About thirty years ago, my mother and I went to England to visit friends from Maine who had moved to North Yorkshire. Their cottage was just outside Whitby, tucked among rolling hills and a vista so broad that it seemed you could see halfway across the country. For me, it was love at first sight, and as our friends very kindly drove us from beautiful spot to beautiful spot, I knew I had found my heart’s home. This was only emphasized by the flowers—even the smallest yard had pots of spilling color—the wonderful tea, and the large number of dogs who were out and about with their people. Finally, England is the home of Shakespeare, Jane Austen, and J.R.R. Tolkien, three very different but nonetheless brilliant writers. How could I not fall in love?
For a variety of reasons, it is highly unlikely that I will ever return to England. But I can visit via books (and blogs!), and it was with great pleasure that I read Bill Bryson’s The Road to Little Dribbling. Bryson is perhaps best known for A Walk in the Woods, which was recently made into a movie starring Robert Redford and Nick Nolte.
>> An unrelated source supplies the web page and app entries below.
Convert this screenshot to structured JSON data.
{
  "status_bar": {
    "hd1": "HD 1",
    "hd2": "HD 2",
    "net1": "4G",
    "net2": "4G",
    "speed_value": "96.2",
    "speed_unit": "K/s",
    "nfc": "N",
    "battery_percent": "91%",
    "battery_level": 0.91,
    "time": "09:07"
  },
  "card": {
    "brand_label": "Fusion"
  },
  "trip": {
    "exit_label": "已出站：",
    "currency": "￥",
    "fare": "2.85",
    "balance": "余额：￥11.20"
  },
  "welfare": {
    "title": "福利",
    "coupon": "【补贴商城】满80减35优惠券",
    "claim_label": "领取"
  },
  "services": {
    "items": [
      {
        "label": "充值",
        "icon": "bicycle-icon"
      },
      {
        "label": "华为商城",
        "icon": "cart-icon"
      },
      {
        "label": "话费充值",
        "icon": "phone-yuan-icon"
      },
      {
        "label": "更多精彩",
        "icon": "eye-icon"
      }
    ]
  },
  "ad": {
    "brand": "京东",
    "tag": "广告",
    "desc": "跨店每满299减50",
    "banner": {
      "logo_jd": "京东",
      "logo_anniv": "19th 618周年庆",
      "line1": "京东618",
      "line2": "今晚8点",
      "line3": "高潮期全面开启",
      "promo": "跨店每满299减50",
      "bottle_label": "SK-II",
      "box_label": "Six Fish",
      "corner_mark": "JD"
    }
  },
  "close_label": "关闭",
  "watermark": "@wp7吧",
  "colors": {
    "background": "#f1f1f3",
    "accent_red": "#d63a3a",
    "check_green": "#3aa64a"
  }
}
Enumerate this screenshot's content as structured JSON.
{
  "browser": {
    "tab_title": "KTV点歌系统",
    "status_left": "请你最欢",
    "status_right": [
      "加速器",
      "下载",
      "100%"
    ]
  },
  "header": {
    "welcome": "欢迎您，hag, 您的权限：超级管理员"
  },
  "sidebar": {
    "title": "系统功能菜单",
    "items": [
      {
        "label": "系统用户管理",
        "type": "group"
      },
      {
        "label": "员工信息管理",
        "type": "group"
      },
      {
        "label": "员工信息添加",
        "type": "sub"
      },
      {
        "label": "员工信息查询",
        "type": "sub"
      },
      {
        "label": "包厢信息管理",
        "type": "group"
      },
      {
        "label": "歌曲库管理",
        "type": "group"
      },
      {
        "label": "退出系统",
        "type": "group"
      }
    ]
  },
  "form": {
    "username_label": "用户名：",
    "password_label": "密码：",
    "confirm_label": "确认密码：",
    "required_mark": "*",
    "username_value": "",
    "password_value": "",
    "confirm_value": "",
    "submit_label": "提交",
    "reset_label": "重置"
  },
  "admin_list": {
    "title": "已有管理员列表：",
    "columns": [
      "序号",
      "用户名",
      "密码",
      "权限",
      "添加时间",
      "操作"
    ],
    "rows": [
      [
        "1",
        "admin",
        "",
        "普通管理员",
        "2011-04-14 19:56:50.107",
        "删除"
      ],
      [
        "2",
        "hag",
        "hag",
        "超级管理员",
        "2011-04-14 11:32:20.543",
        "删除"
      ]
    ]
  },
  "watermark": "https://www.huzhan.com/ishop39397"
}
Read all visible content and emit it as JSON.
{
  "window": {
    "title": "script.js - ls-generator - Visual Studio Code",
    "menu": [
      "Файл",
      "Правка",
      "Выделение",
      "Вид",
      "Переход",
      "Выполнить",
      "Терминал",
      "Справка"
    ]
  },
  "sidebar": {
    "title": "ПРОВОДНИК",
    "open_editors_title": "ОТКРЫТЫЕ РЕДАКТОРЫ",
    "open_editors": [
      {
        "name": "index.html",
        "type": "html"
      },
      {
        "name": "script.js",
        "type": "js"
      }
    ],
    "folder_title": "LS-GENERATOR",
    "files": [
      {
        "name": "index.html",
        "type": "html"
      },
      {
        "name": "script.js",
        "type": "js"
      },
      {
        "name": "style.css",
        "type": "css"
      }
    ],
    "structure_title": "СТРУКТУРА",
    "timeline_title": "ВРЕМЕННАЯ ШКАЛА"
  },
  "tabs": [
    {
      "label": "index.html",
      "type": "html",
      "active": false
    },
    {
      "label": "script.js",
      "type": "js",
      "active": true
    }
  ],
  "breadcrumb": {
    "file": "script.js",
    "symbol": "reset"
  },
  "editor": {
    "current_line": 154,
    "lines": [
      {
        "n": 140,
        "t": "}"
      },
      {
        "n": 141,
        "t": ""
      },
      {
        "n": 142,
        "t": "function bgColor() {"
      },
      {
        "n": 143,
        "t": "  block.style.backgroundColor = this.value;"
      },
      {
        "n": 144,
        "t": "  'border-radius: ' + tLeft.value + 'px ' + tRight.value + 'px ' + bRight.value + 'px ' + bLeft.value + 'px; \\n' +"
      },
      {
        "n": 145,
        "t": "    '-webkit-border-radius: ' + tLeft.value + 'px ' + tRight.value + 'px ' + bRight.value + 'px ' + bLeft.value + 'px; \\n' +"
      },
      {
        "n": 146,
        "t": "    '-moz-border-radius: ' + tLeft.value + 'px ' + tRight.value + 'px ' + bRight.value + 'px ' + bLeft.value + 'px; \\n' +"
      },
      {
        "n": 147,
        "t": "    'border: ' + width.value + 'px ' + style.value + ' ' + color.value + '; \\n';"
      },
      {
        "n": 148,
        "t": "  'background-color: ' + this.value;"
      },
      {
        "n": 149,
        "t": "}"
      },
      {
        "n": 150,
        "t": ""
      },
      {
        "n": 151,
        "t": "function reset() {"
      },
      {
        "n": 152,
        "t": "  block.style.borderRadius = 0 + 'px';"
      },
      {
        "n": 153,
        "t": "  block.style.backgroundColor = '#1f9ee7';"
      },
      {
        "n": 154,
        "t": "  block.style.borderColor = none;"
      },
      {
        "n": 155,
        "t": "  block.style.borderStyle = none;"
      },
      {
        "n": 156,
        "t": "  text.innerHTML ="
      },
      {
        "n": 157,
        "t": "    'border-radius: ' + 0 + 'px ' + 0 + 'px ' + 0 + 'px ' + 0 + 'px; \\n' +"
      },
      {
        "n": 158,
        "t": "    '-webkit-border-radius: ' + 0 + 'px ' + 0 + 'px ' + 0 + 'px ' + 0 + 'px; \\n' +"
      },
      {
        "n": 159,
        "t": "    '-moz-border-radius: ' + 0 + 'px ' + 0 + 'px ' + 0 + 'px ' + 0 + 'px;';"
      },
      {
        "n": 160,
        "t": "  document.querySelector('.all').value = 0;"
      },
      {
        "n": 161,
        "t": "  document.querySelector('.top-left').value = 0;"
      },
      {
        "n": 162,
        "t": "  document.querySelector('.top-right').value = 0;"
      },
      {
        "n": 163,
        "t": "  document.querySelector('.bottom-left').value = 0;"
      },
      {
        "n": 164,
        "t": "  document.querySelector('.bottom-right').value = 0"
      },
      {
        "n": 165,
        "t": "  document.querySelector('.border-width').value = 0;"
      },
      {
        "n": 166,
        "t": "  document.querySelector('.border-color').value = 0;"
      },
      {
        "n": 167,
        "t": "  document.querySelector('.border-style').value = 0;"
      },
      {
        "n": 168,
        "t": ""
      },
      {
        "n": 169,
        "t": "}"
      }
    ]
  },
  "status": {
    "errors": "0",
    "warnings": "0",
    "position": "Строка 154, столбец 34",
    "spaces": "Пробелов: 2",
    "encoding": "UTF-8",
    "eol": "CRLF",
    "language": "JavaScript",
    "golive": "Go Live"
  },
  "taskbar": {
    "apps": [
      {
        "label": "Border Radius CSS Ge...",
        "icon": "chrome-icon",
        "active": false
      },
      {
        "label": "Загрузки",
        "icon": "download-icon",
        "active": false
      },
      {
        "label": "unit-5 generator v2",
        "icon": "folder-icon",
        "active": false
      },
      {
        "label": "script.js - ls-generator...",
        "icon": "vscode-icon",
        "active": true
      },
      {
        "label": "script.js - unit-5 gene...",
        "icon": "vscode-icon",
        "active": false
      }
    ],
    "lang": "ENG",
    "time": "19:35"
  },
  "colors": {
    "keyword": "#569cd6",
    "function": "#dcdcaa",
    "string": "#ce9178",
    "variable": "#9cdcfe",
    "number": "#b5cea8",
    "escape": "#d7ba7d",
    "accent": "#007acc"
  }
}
In the movie, the terrific Emma Thompson played Bryson’s wife, and in real life, Bryson’s wife is indeed English. Because of this, the lucky fellow is actually allowed to live in England—yes, I am envious—and The Road to Little Dribbling is an account of his traveling from one end of Britain to the other, from Bognor Regis in the south to Cape Wrath in the north. He dubs this route the Bryson Line.
But as to be expected from this lively, discursive writer, Bryson does not exactly follow this straight line. Instead, he zigs and zags his way through Britain, going to Wales, Cornwall, the Lake Distract, North Yorkshire, Hampshire, and many other places, touching bases with the Bryson Line from time to time. Along the way, he visits museums, walks in the countryside, and drinks a fair amount of beer. Ever curious, Bryson writes about the history of the many places he visits. Then, of course, there is his famous snarkiness—his acerbic observations and crotchets—amusing but fortunately kept in check. For this reader, a little snarkiness goes a long way.
While not without its criticisms—no place, of course, is perfect—The Road to Little Dribbling is in essence a love letter to England, and for Bryson, as for me, the countryside is his greatest love. At the end of the book he writes that he loves England for many reasons, but chiefly because of “the beauty of the countryside. Goodness me, what an achievement….there isn’t a landscape in the world that is more artfully worked, more lovely to behold, more comfortable to be in than the countryside of Great Britain. It is the world’s largest park, its most perfect accidental garden. I think it may be the British nation’s most glorious achievement.”
So well put and so true. I have decided that The Road to Little Dribbling is a book for the home library—I borrowed it from our town’s library—and I will be putting it on my wish list.